[Data items]
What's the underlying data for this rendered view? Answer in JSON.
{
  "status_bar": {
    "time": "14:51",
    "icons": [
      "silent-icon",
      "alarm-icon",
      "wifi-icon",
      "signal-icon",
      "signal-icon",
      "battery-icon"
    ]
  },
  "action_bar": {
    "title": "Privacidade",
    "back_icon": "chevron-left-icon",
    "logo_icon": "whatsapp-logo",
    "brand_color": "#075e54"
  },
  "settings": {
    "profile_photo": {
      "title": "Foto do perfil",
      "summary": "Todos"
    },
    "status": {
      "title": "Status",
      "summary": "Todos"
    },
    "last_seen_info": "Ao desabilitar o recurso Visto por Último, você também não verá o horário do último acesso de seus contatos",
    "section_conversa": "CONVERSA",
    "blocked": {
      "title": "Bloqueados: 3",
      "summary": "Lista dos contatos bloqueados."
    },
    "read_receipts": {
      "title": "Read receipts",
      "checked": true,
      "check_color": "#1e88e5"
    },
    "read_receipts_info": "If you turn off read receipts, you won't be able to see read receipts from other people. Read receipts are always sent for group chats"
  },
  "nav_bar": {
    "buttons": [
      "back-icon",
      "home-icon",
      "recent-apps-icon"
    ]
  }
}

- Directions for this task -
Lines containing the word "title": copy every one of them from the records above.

- Exercise answer -
    "title": "Privacidade",
      "title": "Foto do perfil",
      "title": "Status",
      "title": "Bloqueados: 3",
      "title": "Read receipts",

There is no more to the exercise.